Tonight, that worship is online. However, the church continues its tradition of gathering gifts to benefit women and children in crisis. And you don’t have to be a parishioner to help!

Just stop at the white church downtown (245 Post Road East) between 4 and 5 p.m. today. Pop your trunk; a volunteer will retrieve your gift.

This has been a very tough year, for women, children and the DVCC itself. Items needed include supplies and pajamas for babies, as well as crafts for older children.


Yesterday’s “06880” Roundup noted that Tony Award-winner Kelli O’Hara is starring in a PBS holiday special.

She also did a much more local performance, at (and for) Christ & Holy Trinity Episcopal Church. (Her daughter Charlotte is a junior chorister there.)

You can enjoy Kelli — and many others — starting at 6 p.m. tonight. Just click on the CHT YouTube channel or Facebook page.

Kelli O’Hara at Christ & Holy Trinity Church.


M13 has led a $1.8M seed round in Prepared, a company building technology to keep school campuses safer. It was co-founded at Yale University by Staples graduates Dylan Gleicher and Neil Soni.

Prepared’s 1-touch mobile alert system enables administrators to instantaneously alert both the entire campus and 911 dispatchers to an emergency. Click here for a full story.

Neil Soni and Dylan Gleicher


Three Greens Farms Academy student-athletes from Westport have committed to colleges, to continue their academic and sports careers.

Connor McDonald will play tennis at Boston College; Piper Melnick plans to row at the University of California-Berkeley, and Mark Roszkowski heads off to Tufts University’s baseball team.

Congratulations to all 3 Dragons!

From left: Connor McDonald, Piper Melnick and Mark Roszkowski.


And finally … as always, The Band is there:

And Now We Pause For Techno Claus

Each year at this time we all gather ’round
“CBS Sunday Morning” — Techno Claus does expound
On gifts that delight, excite, awe and thrill
They are light-years away from mere run-of-the-mill.

For all these are tech-y, hip, neat and way cool
The kind of a present that makes us all drool
Like a special Zoom lamp and self-heating mouse
And a tiny Alexa for all parts of the house.

So why, you must ask, is Dan shilling this show
On his all-about-Westport “06880”?
Well, the great Techno Claus has gone North Pole rogue
In fact he looks just like our own David Pogue.

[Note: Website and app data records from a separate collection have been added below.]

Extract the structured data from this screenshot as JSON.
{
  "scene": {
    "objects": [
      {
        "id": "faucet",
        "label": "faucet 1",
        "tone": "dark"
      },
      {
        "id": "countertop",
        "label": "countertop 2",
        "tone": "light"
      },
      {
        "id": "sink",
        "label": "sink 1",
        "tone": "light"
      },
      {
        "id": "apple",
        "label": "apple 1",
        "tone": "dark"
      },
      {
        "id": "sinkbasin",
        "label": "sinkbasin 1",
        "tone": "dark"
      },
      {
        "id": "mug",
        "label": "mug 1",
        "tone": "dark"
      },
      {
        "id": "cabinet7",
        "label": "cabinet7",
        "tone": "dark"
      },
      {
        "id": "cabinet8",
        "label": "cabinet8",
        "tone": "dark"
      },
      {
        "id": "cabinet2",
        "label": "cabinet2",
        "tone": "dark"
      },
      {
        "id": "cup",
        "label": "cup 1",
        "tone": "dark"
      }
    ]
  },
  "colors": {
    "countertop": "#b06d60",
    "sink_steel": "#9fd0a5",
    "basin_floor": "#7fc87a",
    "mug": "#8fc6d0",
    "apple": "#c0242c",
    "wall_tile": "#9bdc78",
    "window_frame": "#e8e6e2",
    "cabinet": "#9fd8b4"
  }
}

So wherever today’s special TV show reaches
From mountains to mesas, and cities to beaches
The whole USA sees ol’ Claus jogging down
The street that he lives on in our little town!